● Record extracts
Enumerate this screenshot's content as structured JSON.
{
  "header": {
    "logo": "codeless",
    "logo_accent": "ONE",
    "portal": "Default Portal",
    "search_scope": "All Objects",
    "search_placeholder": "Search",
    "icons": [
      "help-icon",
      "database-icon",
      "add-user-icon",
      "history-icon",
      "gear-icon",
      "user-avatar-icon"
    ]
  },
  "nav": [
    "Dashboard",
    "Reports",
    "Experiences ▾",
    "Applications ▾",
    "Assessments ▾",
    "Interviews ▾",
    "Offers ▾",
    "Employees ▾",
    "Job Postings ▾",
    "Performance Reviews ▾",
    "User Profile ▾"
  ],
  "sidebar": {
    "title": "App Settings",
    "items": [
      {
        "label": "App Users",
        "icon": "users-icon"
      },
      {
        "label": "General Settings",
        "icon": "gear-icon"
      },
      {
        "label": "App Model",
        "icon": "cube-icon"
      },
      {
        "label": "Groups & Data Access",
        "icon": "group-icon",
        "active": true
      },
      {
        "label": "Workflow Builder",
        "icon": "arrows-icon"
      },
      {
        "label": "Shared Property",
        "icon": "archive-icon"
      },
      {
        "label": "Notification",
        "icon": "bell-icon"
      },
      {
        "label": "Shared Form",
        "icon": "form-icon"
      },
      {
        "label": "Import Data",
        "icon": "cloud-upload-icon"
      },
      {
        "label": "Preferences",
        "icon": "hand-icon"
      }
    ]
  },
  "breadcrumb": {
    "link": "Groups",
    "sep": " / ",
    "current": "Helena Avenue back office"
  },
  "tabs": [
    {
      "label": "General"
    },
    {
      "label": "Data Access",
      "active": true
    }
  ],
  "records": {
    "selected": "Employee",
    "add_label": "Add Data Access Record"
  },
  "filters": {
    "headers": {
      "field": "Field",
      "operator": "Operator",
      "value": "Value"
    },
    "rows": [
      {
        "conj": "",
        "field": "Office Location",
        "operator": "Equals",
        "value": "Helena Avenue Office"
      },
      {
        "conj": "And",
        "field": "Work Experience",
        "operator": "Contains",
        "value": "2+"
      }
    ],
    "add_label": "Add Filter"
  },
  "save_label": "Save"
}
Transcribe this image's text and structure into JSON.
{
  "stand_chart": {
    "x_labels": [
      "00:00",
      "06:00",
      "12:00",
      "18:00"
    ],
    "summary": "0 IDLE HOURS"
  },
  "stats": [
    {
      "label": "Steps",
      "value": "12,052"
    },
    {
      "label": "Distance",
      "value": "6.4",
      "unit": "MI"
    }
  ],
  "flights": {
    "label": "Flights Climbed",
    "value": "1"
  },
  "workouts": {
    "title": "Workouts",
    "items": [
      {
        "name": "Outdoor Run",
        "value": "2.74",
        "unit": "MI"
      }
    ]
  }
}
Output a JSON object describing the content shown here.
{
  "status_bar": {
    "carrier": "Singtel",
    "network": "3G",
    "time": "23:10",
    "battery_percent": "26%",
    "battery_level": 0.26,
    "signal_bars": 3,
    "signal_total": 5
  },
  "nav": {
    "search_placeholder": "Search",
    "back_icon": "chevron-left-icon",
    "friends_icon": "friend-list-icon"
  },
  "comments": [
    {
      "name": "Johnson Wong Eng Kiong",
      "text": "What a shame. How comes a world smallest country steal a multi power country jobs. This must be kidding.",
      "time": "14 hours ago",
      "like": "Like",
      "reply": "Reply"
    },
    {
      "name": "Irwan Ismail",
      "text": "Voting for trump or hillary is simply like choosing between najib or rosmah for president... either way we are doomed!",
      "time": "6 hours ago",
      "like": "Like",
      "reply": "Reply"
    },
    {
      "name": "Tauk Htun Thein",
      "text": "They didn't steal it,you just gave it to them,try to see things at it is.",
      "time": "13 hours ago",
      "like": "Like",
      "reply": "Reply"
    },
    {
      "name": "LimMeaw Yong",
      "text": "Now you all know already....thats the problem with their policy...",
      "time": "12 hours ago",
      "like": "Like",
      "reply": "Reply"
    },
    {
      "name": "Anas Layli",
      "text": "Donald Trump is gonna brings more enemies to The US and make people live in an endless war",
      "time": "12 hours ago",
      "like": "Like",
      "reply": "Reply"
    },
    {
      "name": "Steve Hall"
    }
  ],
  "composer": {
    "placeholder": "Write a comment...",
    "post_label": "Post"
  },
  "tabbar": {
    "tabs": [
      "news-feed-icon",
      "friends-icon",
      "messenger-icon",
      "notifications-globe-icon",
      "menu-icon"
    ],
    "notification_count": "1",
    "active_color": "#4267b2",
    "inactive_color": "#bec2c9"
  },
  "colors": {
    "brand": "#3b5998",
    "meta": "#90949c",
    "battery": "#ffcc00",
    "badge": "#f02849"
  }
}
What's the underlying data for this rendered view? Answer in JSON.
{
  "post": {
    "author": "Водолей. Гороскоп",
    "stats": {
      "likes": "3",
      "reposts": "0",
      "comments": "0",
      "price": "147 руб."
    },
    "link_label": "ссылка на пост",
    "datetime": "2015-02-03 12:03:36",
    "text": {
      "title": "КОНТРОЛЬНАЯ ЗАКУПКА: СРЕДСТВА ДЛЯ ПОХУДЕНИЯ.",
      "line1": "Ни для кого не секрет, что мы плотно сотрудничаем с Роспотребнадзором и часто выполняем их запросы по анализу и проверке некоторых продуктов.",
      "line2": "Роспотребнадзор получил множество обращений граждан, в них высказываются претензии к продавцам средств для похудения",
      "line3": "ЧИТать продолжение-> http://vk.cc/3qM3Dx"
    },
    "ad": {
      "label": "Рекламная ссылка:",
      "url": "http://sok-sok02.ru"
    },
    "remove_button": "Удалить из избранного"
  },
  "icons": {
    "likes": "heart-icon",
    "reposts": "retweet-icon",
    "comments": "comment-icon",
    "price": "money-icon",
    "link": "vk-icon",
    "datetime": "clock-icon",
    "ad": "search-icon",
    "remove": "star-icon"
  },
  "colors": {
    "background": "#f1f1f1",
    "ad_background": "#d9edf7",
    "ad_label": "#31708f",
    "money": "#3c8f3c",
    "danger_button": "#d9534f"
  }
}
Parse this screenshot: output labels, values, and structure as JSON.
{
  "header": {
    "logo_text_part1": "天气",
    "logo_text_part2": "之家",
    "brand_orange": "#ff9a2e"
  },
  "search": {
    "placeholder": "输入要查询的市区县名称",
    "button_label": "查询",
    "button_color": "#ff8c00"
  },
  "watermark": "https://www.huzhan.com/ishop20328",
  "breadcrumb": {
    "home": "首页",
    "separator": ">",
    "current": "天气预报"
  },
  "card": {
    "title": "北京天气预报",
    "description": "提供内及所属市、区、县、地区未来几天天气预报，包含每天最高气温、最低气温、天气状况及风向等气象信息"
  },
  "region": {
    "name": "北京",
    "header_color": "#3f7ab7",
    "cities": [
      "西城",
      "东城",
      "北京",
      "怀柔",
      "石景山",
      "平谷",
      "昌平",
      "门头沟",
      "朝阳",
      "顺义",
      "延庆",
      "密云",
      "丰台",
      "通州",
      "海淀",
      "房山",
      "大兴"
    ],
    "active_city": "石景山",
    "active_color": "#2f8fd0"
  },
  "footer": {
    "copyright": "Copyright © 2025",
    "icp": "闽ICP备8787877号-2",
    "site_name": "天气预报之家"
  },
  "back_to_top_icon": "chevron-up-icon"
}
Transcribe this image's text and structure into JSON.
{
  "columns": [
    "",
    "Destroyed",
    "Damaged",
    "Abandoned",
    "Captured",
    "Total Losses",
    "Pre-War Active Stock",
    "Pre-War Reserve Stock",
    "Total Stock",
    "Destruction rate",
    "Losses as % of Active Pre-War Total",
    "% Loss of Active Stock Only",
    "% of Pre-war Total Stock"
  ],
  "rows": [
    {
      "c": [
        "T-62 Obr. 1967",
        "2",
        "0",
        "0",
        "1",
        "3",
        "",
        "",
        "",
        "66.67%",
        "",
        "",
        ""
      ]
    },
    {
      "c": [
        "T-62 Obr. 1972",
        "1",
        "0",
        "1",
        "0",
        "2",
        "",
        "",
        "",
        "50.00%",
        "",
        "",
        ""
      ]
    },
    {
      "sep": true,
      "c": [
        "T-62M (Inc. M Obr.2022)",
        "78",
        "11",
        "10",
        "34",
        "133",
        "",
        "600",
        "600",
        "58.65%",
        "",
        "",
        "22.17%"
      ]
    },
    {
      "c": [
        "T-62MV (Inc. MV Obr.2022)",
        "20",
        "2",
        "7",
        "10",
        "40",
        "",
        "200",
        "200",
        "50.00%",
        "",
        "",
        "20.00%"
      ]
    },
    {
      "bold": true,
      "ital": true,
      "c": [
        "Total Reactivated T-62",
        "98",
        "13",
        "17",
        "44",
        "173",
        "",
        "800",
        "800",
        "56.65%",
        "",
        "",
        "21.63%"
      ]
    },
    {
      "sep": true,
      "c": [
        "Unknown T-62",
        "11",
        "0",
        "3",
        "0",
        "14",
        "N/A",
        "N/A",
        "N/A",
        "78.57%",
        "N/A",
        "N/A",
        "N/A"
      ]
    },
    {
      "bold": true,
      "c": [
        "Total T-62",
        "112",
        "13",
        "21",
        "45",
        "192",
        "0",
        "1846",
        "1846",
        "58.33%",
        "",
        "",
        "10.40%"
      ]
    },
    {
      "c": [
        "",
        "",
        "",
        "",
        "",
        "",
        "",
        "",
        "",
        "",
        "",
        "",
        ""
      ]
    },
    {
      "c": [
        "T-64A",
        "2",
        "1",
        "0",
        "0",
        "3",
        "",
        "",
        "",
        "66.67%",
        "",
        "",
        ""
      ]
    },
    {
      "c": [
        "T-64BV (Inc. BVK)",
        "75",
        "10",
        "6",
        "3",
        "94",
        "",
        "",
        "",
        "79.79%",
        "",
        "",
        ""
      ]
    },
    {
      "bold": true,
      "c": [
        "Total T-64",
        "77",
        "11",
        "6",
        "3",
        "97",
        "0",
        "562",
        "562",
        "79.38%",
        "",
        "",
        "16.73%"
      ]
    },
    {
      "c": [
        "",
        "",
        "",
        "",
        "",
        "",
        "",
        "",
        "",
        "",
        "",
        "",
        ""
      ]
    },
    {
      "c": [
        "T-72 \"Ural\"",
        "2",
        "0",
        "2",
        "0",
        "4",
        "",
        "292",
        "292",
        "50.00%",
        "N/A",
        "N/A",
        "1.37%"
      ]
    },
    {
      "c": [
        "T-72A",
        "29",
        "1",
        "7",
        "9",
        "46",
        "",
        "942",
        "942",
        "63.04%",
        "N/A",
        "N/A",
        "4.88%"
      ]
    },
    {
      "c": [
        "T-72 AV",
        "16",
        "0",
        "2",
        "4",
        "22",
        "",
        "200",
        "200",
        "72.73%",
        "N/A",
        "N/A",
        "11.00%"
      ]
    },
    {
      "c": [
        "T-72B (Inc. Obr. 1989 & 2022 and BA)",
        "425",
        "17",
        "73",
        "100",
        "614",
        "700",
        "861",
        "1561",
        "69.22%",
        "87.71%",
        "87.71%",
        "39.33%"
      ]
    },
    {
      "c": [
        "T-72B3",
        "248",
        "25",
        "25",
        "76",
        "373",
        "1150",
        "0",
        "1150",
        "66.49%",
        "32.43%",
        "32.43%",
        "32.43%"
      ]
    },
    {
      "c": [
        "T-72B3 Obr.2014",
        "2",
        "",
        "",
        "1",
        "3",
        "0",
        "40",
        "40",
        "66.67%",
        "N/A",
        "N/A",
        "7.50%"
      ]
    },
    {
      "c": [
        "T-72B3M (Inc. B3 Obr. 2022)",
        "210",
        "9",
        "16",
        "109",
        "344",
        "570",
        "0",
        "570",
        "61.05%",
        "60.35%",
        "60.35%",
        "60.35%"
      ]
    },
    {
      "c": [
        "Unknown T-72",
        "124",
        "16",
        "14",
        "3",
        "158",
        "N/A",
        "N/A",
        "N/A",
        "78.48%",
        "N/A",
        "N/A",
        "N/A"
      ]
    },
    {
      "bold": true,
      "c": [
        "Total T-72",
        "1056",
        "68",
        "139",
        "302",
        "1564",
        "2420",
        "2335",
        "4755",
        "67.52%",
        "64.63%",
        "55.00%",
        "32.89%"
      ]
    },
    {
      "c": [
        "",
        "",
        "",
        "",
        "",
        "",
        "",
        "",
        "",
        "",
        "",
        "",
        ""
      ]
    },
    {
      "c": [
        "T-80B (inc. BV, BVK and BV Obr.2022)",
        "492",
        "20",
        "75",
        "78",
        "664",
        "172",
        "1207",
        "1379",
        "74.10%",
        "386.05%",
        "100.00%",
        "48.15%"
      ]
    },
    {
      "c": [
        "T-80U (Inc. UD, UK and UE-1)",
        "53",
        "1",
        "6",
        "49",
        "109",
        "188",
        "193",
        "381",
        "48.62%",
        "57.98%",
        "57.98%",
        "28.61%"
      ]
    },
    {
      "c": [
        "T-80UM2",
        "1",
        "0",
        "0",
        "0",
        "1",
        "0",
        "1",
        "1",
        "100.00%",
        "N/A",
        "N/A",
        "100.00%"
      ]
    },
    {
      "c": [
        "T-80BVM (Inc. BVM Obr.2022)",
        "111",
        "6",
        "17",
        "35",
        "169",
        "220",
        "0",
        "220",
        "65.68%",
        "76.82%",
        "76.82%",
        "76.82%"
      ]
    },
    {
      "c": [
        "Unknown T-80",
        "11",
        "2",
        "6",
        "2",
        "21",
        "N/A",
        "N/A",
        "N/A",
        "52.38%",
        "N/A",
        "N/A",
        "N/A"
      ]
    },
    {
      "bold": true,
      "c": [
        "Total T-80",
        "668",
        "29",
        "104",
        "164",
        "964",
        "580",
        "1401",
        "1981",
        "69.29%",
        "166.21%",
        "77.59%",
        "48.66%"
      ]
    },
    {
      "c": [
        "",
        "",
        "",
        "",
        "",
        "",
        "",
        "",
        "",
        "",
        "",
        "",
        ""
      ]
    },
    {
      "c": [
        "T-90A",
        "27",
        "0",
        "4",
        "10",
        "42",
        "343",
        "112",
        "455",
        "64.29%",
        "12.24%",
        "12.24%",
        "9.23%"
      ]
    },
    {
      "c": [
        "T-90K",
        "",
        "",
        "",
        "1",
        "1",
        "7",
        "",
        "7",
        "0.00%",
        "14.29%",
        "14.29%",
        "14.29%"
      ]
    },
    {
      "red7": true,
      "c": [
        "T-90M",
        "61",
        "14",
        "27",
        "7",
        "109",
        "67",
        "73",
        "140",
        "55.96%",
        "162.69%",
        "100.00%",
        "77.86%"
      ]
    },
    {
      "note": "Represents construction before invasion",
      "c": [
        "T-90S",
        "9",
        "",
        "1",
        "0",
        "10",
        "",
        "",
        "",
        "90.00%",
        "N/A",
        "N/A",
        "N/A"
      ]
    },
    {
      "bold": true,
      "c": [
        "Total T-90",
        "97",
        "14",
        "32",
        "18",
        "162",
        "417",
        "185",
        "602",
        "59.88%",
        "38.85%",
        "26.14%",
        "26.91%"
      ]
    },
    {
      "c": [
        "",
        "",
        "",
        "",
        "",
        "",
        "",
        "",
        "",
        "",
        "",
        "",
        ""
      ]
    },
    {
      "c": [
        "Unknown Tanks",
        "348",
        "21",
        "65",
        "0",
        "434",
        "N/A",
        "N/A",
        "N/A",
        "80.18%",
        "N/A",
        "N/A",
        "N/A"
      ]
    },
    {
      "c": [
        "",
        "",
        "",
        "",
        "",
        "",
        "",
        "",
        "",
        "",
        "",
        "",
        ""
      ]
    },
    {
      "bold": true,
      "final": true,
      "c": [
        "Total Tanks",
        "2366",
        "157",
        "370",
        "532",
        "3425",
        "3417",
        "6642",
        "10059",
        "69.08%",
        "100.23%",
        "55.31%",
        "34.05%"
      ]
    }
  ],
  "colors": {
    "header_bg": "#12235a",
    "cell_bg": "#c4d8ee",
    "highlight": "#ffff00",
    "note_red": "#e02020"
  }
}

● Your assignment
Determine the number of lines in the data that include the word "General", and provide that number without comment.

● Solution to the exercise
2